The final two
IOWA CITY– The facilities semi-finals began early Wednesday evening– four scenarios entered the boardroom, and in a late heat, two emerged as the favorites.
The Iowa City School District (ICCSD) Facilities Steering committee narrowed its list of scenarios to address the district’s growing student population Wednesday, June 19, after a thorough four-hour meeting full of workshops, SMART board quizzes, careful deliberation, and even occasional banter. The scenarios chosen were 1D and 4C, with the committee’s preference for 1D, both of which call for a third high school in the North Corridor.
Committee members used subject-specific quizzes, hand-held buzzers, and an interactive response system to help them narrow between the various scenarios into a recommendation that will ultimately face a vote by the Iowa City school board. With general consensus on a third high school ranging from 1,400 to 1,600 in student-size, committee members agreed on changes to junior high feeder schools. All plans are expected to take place over the next 10 years.
North Central Junior High in North Liberty is one of those schools. It will serve as the main feeder to the proposed third high school and, in both scenarios, may see expansion in order to house larger enrollment.
“North Central would be expanded as much as is necessary to feed that high school,” said Johnson County Supervisor Rod Sullivan. “We’ve pretty much come to a consensus on that across the board.”
Sullivan said everyone has his or her own idea about where the new high school should be, but there is no specific location planned out at this time.
The committee is not in agreement on other topics such as what to do with Lincoln and Hills elementary schools. Scenario 1D seeks to rebuild a school in Hills, and restore Lincoln; scenario 4C seeks the closure of both.
Some community members in attendance felt uncomfortable with the committee’s approach in shortening the list of scenarios. One parent, Janet Clark, said she thought the committee was struggling with the task at hand.
“While I appreciate the committee’s work, I am not sure their collective opinions are representative of our community,” Clark said. “Tonight it felt to me like they were a bit lost discussing details and changes to the scenarios which haven’t been endorsed by the community at large.”
Another parent, Paul McLaughlin, said he felt the scenarios do not reflect true public input. He was also troubled by the committee’s methods of attaining data and believes the scores for the administrative workshops need to be weighted correctly.
“The statistician in me is just cringing at the way they crunch those numbers,” he said.
McLaughlin said the committee is concerning itself with statistics that have to do strictly with how the building is educationally adequate, not how the facility, with its staff and students, is educationally adequate.
“That’s a big difference in my mind,” he said. “It’s almost as if the numbers can be fudged and made up, and be just as accurate.”

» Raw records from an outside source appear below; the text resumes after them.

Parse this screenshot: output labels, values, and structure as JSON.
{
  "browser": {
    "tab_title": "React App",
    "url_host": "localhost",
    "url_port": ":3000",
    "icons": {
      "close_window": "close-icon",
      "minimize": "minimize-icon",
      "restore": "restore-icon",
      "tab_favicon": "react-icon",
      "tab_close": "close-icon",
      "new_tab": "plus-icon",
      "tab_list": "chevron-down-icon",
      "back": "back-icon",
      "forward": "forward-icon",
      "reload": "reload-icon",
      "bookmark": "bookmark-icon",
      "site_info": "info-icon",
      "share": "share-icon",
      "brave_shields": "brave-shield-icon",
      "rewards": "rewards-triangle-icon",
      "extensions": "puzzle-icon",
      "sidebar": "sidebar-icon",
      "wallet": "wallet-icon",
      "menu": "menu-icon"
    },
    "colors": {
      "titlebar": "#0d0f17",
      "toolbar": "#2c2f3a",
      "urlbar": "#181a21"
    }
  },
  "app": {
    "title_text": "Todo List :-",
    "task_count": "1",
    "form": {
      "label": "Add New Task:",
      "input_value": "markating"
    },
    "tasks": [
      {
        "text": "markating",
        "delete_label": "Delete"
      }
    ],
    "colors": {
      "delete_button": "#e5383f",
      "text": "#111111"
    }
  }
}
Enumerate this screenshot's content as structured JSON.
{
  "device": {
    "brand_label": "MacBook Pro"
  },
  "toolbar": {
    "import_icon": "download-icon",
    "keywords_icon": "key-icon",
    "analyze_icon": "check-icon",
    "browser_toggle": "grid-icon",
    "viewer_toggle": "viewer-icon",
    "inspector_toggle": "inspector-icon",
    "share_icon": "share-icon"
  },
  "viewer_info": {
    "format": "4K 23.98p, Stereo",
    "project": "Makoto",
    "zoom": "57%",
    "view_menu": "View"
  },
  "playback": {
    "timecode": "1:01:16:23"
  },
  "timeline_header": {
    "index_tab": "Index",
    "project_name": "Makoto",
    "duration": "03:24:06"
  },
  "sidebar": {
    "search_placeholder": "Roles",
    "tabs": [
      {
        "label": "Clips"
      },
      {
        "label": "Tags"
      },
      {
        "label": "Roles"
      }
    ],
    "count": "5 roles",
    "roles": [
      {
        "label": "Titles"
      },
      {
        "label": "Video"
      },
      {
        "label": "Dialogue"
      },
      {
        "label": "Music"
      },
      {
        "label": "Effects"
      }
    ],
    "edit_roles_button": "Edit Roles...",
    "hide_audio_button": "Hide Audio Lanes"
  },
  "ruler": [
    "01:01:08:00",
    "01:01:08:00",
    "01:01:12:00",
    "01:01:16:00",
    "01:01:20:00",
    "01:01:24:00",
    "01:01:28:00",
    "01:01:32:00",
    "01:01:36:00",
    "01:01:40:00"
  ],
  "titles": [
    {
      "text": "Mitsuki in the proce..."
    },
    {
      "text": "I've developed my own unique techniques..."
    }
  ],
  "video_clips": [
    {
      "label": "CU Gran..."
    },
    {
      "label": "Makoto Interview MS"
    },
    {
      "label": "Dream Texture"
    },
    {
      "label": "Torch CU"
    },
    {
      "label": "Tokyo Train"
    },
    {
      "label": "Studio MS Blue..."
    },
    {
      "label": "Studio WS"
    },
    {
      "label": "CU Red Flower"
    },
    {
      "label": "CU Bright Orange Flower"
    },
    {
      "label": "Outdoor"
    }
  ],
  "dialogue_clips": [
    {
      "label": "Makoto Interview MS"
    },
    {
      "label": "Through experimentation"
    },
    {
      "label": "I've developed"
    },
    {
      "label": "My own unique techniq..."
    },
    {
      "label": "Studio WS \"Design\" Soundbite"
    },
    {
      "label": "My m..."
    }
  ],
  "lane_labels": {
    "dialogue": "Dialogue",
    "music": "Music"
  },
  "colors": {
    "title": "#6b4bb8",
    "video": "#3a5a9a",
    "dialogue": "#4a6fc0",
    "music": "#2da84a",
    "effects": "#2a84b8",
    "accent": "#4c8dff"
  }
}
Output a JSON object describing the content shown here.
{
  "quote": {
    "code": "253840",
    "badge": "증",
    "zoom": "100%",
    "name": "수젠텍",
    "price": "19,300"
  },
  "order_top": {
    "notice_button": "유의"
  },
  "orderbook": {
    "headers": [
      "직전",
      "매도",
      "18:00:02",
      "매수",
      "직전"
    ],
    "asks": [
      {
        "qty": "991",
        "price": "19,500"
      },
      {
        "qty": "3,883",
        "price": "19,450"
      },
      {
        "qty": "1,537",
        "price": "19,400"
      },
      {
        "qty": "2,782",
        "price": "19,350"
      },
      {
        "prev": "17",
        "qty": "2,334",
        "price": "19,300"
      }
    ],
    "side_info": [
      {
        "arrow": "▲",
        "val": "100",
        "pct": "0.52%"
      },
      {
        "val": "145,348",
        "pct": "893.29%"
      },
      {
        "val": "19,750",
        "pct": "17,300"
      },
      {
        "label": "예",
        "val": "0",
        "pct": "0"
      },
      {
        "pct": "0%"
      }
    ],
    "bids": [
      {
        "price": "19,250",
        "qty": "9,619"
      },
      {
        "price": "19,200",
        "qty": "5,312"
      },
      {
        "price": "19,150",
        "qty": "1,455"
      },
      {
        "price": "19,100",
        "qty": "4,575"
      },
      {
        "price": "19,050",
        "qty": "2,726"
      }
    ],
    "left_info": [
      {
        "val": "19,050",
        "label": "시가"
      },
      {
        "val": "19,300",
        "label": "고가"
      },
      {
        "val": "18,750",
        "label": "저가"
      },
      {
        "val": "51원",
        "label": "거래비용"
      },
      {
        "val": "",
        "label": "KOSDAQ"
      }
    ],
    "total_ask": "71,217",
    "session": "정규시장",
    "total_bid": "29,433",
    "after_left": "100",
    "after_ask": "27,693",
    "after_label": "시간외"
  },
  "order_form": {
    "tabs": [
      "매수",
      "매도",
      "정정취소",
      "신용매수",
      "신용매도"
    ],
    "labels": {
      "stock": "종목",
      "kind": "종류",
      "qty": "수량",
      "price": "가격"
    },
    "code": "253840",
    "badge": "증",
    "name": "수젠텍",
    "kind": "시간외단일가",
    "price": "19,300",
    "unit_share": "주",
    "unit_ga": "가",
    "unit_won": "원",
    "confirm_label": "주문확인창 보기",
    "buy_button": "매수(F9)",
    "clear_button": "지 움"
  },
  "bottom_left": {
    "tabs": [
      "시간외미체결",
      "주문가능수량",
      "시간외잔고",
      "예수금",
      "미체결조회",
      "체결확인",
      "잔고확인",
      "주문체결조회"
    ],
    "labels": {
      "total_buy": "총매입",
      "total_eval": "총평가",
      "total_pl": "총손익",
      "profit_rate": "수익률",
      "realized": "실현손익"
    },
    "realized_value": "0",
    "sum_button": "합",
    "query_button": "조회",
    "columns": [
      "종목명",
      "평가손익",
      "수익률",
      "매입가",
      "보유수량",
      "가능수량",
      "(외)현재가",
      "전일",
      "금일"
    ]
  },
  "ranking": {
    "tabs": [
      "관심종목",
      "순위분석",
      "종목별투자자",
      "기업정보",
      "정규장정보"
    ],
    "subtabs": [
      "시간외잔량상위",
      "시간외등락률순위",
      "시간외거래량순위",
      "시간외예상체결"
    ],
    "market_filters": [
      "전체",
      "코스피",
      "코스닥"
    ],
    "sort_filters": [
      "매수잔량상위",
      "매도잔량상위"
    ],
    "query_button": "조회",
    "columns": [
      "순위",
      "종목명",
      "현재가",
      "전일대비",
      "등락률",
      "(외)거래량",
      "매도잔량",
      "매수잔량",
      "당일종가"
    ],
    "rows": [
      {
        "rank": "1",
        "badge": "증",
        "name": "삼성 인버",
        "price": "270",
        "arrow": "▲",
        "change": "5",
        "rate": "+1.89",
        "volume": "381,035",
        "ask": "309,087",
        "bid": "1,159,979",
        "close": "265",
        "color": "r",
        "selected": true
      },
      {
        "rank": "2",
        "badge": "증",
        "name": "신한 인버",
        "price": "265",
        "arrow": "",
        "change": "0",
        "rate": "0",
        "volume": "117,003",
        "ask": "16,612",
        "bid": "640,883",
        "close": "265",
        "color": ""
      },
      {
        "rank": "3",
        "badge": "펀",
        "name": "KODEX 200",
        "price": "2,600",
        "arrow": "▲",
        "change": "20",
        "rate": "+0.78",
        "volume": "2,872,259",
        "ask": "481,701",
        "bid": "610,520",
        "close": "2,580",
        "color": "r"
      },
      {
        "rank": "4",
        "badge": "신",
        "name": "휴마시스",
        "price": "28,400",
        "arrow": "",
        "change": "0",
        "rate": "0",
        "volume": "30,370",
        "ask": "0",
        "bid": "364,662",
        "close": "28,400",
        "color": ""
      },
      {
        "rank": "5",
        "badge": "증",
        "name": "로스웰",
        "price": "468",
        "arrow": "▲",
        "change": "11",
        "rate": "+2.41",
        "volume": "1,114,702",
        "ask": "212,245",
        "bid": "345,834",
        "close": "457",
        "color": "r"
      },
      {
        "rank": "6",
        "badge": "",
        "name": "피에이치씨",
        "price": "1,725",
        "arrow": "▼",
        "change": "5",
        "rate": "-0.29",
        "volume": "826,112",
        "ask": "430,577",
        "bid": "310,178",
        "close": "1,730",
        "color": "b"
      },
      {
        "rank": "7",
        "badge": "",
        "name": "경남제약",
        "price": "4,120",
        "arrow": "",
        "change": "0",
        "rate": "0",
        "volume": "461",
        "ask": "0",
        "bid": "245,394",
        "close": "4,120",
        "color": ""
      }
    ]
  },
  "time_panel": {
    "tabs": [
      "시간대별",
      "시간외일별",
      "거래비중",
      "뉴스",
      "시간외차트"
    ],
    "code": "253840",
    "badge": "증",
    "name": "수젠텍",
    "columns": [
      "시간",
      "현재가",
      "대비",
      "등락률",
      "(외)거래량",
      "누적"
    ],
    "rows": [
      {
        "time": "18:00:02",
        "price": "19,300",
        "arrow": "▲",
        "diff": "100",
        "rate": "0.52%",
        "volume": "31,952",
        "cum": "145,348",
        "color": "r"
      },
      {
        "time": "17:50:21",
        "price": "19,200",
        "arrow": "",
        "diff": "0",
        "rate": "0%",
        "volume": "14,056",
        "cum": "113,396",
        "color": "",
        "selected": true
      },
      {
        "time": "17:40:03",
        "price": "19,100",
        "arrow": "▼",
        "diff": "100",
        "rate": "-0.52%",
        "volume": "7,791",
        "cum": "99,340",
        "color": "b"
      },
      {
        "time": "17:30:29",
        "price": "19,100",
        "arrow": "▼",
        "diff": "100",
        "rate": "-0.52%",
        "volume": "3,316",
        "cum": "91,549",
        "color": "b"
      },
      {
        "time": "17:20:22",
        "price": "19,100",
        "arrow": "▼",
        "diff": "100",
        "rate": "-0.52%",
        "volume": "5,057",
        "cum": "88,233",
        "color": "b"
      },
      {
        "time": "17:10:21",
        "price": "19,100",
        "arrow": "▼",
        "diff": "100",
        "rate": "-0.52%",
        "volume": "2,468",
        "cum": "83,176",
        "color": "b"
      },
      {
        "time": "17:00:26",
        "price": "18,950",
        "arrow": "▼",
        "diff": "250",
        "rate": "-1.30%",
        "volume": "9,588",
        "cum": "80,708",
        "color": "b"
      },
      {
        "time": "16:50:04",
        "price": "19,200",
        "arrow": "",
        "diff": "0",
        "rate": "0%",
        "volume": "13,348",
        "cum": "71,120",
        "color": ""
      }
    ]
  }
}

Sullivan sensed the public atmosphere during the meeting and said he understands that some people are upset with the way the committee is moving forward.
“I feel as though there is some tension between public opinion and what the staff and experts want, but you’re always going to have some of that,” he said. “By and large the committee has agreed on most things and come up with recommendations that are going to be acceptable to most of the public.”
The school board will mull over the outcome of the district’s 10-year plan at its meeting on July 9, where the committee will present both scenarios. Although this was the facility steering committee’s final meeting, the board will continue to discuss more changes over the next month.
“I would advise people to pay attention and make sure that they are OK with what’s being proposed,” Sullivan said. “And if not, weigh in.”